Element data from apps and pages:
——————————

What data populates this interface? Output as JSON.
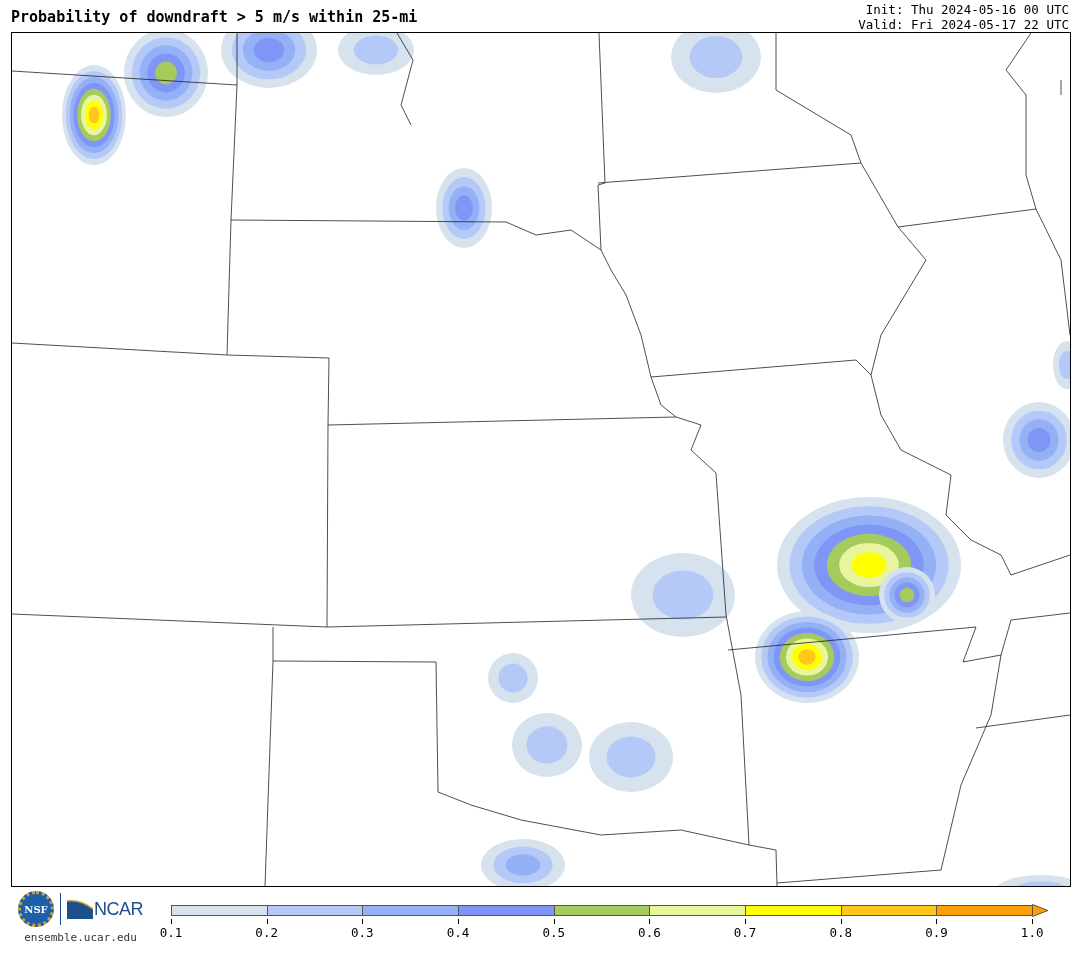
{
  "header": {
    "title": "Probability of downdraft > 5 m/s within 25-mi",
    "init": "Init: Thu 2024-05-16 00 UTC",
    "valid": "Valid: Fri 2024-05-17 22 UTC"
  },
  "footer": {
    "nsf_logo_text": "NSF",
    "ncar_logo_text": "NCAR",
    "url": "ensemble.ucar.edu"
  },
  "colorbar": {
    "bins": [
      {
        "color": "#d6e2ed"
      },
      {
        "color": "#b4c9f8"
      },
      {
        "color": "#94b1f6"
      },
      {
        "color": "#7f96f7"
      },
      {
        "color": "#a6cb5d"
      },
      {
        "color": "#e8f59c"
      },
      {
        "color": "#ffff00"
      },
      {
        "color": "#ffc61c"
      },
      {
        "color": "#ff9f08"
      }
    ],
    "extend_bin": {
      "color": "#ff9f08"
    },
    "ticks": [
      "0.1",
      "0.2",
      "0.3",
      "0.4",
      "0.5",
      "0.6",
      "0.7",
      "0.8",
      "0.9",
      "1.0"
    ]
  }
}
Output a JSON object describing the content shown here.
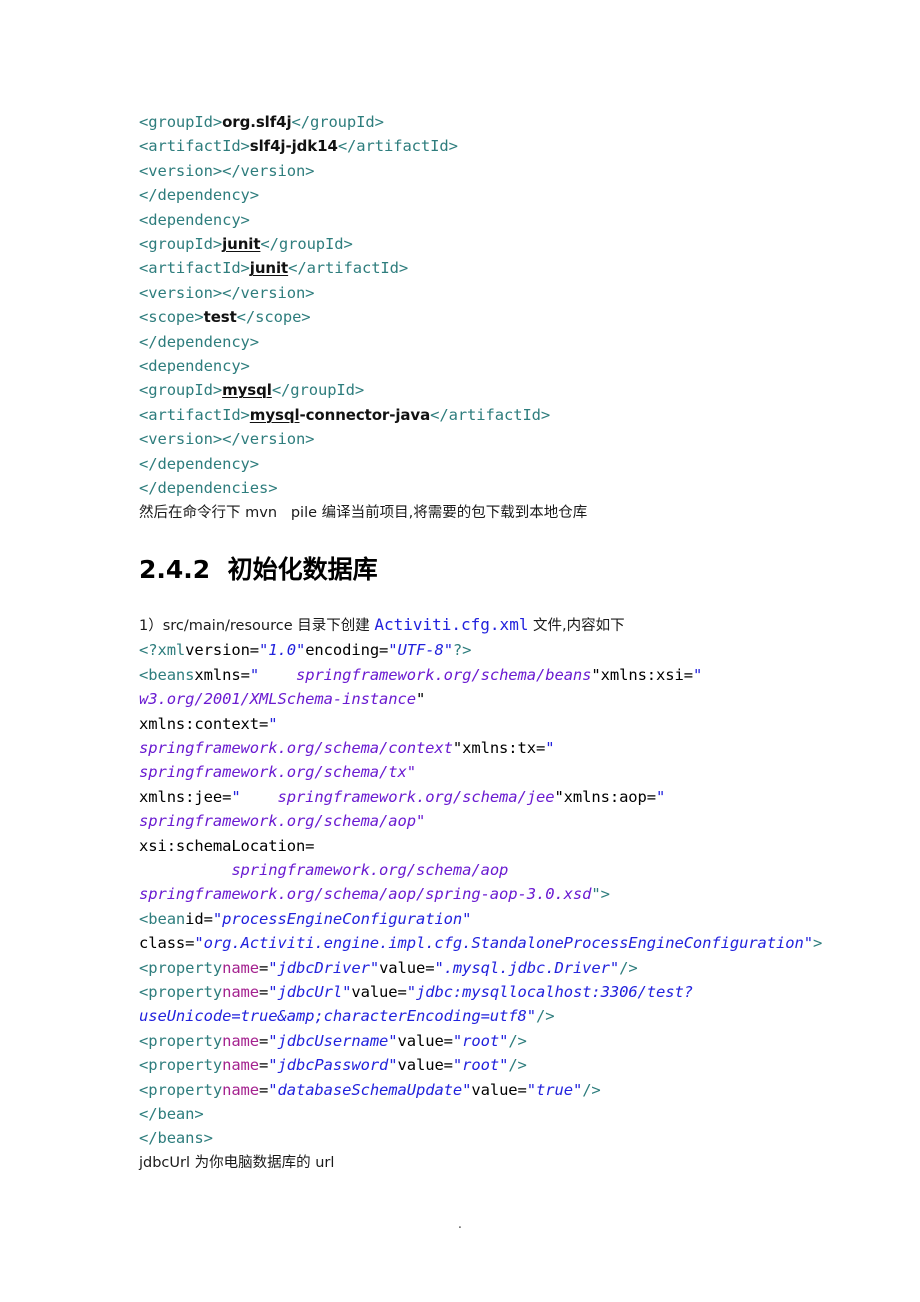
{
  "document": {
    "pom_snippet": {
      "lines": [
        {
          "id": "l1",
          "segments": [
            {
              "t": "tag",
              "v": "<groupId>"
            },
            {
              "t": "txt",
              "v": "org.slf4j"
            },
            {
              "t": "tag",
              "v": "</groupId>"
            }
          ]
        },
        {
          "id": "l2",
          "segments": [
            {
              "t": "tag",
              "v": "<artifactId>"
            },
            {
              "t": "txt",
              "v": "slf4j-jdk14"
            },
            {
              "t": "tag",
              "v": "</artifactId>"
            }
          ]
        },
        {
          "id": "l3",
          "segments": [
            {
              "t": "tag",
              "v": "<version></version>"
            }
          ]
        },
        {
          "id": "l4",
          "segments": [
            {
              "t": "tag",
              "v": "</dependency>"
            }
          ]
        },
        {
          "id": "l5",
          "segments": [
            {
              "t": "tag",
              "v": "<dependency>"
            }
          ]
        },
        {
          "id": "l6",
          "segments": [
            {
              "t": "tag",
              "v": "<groupId>"
            },
            {
              "t": "txt-u",
              "v": "junit"
            },
            {
              "t": "tag",
              "v": "</groupId>"
            }
          ]
        },
        {
          "id": "l7",
          "segments": [
            {
              "t": "tag",
              "v": "<artifactId>"
            },
            {
              "t": "txt-u",
              "v": "junit"
            },
            {
              "t": "tag",
              "v": "</artifactId>"
            }
          ]
        },
        {
          "id": "l8",
          "segments": [
            {
              "t": "tag",
              "v": "<version></version>"
            }
          ]
        },
        {
          "id": "l9",
          "segments": [
            {
              "t": "tag",
              "v": "<scope>"
            },
            {
              "t": "txt",
              "v": "test"
            },
            {
              "t": "tag",
              "v": "</scope>"
            }
          ]
        },
        {
          "id": "l10",
          "segments": [
            {
              "t": "tag",
              "v": "</dependency>"
            }
          ]
        },
        {
          "id": "l11",
          "segments": [
            {
              "t": "tag",
              "v": "<dependency>"
            }
          ]
        },
        {
          "id": "l12",
          "segments": [
            {
              "t": "tag",
              "v": "<groupId>"
            },
            {
              "t": "txt-u",
              "v": "mysql"
            },
            {
              "t": "tag",
              "v": "</groupId>"
            }
          ]
        },
        {
          "id": "l13",
          "segments": [
            {
              "t": "tag",
              "v": "<artifactId>"
            },
            {
              "t": "txt-u",
              "v": "mysql"
            },
            {
              "t": "txt",
              "v": "-connector-java"
            },
            {
              "t": "tag",
              "v": "</artifactId>"
            }
          ]
        },
        {
          "id": "l14",
          "segments": [
            {
              "t": "tag",
              "v": "<version></version>"
            }
          ]
        },
        {
          "id": "l15",
          "segments": [
            {
              "t": "tag",
              "v": "</dependency>"
            }
          ]
        },
        {
          "id": "l16",
          "segments": [
            {
              "t": "tag",
              "v": "</dependencies>"
            }
          ]
        }
      ]
    },
    "note_after_pom": "然后在命令行下 mvn   pile 编译当前项目,将需要的包下载到本地仓库",
    "section_heading": {
      "number": "2.4.2",
      "title": "初始化数据库",
      "full": "2.4.2  初始化数据库"
    },
    "intro_line": {
      "prefix": "1）src/main/resource 目录下创建 ",
      "filename": "Activiti.cfg.xml",
      "suffix": " 文件,内容如下"
    },
    "config_snippet": {
      "lines": [
        {
          "id": "c1",
          "segments": [
            {
              "t": "tag",
              "v": "<?xml"
            },
            {
              "t": "attr",
              "v": "version="
            },
            {
              "t": "val",
              "v": "\"1.0\""
            },
            {
              "t": "attr",
              "v": "encoding="
            },
            {
              "t": "val",
              "v": "\"UTF-8\""
            },
            {
              "t": "tag",
              "v": "?>"
            }
          ]
        },
        {
          "id": "c2",
          "segments": [
            {
              "t": "tag",
              "v": "<beans"
            },
            {
              "t": "attr",
              "v": "xmlns="
            },
            {
              "t": "val",
              "v": "\""
            },
            {
              "t": "url",
              "v": "    springframework.org/schema/beans"
            },
            {
              "t": "attr",
              "v": "\"xmlns:xsi="
            },
            {
              "t": "val",
              "v": "\""
            }
          ]
        },
        {
          "id": "c3",
          "segments": [
            {
              "t": "url",
              "v": "w3.org/2001/XMLSchema-instance"
            },
            {
              "t": "attr",
              "v": "\""
            }
          ]
        },
        {
          "id": "c4",
          "segments": [
            {
              "t": "attr",
              "v": "xmlns:context="
            },
            {
              "t": "val",
              "v": "\""
            }
          ]
        },
        {
          "id": "c5",
          "segments": [
            {
              "t": "url",
              "v": "springframework.org/schema/context"
            },
            {
              "t": "attr",
              "v": "\"xmlns:tx="
            },
            {
              "t": "val",
              "v": "\""
            }
          ]
        },
        {
          "id": "c6",
          "segments": [
            {
              "t": "url",
              "v": "springframework.org/schema/tx\""
            }
          ]
        },
        {
          "id": "c7",
          "segments": [
            {
              "t": "attr",
              "v": "xmlns:jee="
            },
            {
              "t": "val",
              "v": "\""
            },
            {
              "t": "url",
              "v": "    springframework.org/schema/jee"
            },
            {
              "t": "attr",
              "v": "\"xmlns:aop="
            },
            {
              "t": "val",
              "v": "\""
            }
          ]
        },
        {
          "id": "c8",
          "segments": [
            {
              "t": "url",
              "v": "springframework.org/schema/aop\""
            }
          ]
        },
        {
          "id": "c9",
          "segments": [
            {
              "t": "attr",
              "v": "xsi:schemaLocation="
            }
          ]
        },
        {
          "id": "c10",
          "segments": [
            {
              "t": "url",
              "v": "          springframework.org/schema/aop"
            }
          ]
        },
        {
          "id": "c11",
          "segments": [
            {
              "t": "url",
              "v": "springframework.org/schema/aop/spring-aop-3.0.xsd"
            },
            {
              "t": "tag",
              "v": "\">"
            }
          ]
        },
        {
          "id": "c12",
          "segments": [
            {
              "t": "tag",
              "v": "<bean"
            },
            {
              "t": "attr",
              "v": "id="
            },
            {
              "t": "val",
              "v": "\"processEngineConfiguration\""
            }
          ]
        },
        {
          "id": "c13",
          "segments": [
            {
              "t": "attr",
              "v": "class="
            },
            {
              "t": "val",
              "v": "\"org.Activiti.engine.impl.cfg.StandaloneProcessEngineConfiguration\""
            },
            {
              "t": "tag",
              "v": ">"
            }
          ]
        },
        {
          "id": "c14",
          "segments": [
            {
              "t": "tag",
              "v": "<property"
            },
            {
              "t": "attrname",
              "v": "name"
            },
            {
              "t": "attr",
              "v": "="
            },
            {
              "t": "val",
              "v": "\"jdbcDriver\""
            },
            {
              "t": "attr",
              "v": "value="
            },
            {
              "t": "val",
              "v": "\".mysql.jdbc.Driver\""
            },
            {
              "t": "tag",
              "v": "/>"
            }
          ]
        },
        {
          "id": "c15",
          "segments": [
            {
              "t": "tag",
              "v": "<property"
            },
            {
              "t": "attrname",
              "v": "name"
            },
            {
              "t": "attr",
              "v": "="
            },
            {
              "t": "val",
              "v": "\"jdbcUrl\""
            },
            {
              "t": "attr",
              "v": "value="
            },
            {
              "t": "val",
              "v": "\"jdbc:mysqllocalhost:3306/test?useUnicode=true&amp;characterEncoding=utf8\""
            },
            {
              "t": "tag",
              "v": "/>"
            }
          ]
        },
        {
          "id": "c16",
          "segments": [
            {
              "t": "tag",
              "v": "<property"
            },
            {
              "t": "attrname",
              "v": "name"
            },
            {
              "t": "attr",
              "v": "="
            },
            {
              "t": "val",
              "v": "\"jdbcUsername\""
            },
            {
              "t": "attr",
              "v": "value="
            },
            {
              "t": "val",
              "v": "\"root\""
            },
            {
              "t": "tag",
              "v": "/>"
            }
          ]
        },
        {
          "id": "c17",
          "segments": [
            {
              "t": "tag",
              "v": "<property"
            },
            {
              "t": "attrname",
              "v": "name"
            },
            {
              "t": "attr",
              "v": "="
            },
            {
              "t": "val",
              "v": "\"jdbcPassword\""
            },
            {
              "t": "attr",
              "v": "value="
            },
            {
              "t": "val",
              "v": "\"root\""
            },
            {
              "t": "tag",
              "v": "/>"
            }
          ]
        },
        {
          "id": "c18",
          "segments": [
            {
              "t": "tag",
              "v": "<property"
            },
            {
              "t": "attrname",
              "v": "name"
            },
            {
              "t": "attr",
              "v": "="
            },
            {
              "t": "val",
              "v": "\"databaseSchemaUpdate\""
            },
            {
              "t": "attr",
              "v": "value="
            },
            {
              "t": "val",
              "v": "\"true\""
            },
            {
              "t": "tag",
              "v": "/>"
            }
          ]
        },
        {
          "id": "c19",
          "segments": [
            {
              "t": "tag",
              "v": "</bean>"
            }
          ]
        },
        {
          "id": "c20",
          "segments": [
            {
              "t": "tag",
              "v": "</beans>"
            }
          ]
        }
      ]
    },
    "note_after_config": "jdbcUrl 为你电脑数据库的 url",
    "footer": "."
  },
  "colors": {
    "tag": "#2e7d7d",
    "attribute_value": "#2222dd",
    "url_value": "#6a1bd1",
    "attribute_name_highlight": "#a4228f",
    "body_text": "#1a1a1a",
    "filename_blue": "#2222dd",
    "page_background": "#ffffff"
  }
}
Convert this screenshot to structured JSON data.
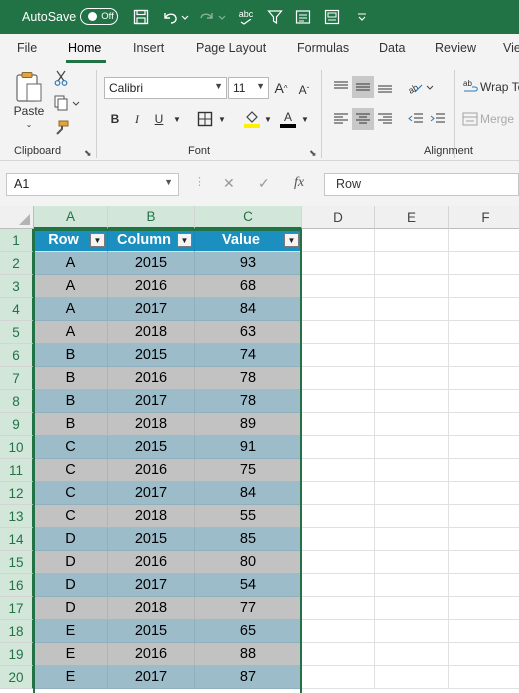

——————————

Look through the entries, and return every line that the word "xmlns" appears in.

◆ Task output:
              "v": "xmlns="
              "v": "\"xmlns:xsi="
              "v": "xmlns:context="
              "v": "\"xmlns:tx="
              "v": "xmlns:jee="
              "v": "\"xmlns:aop="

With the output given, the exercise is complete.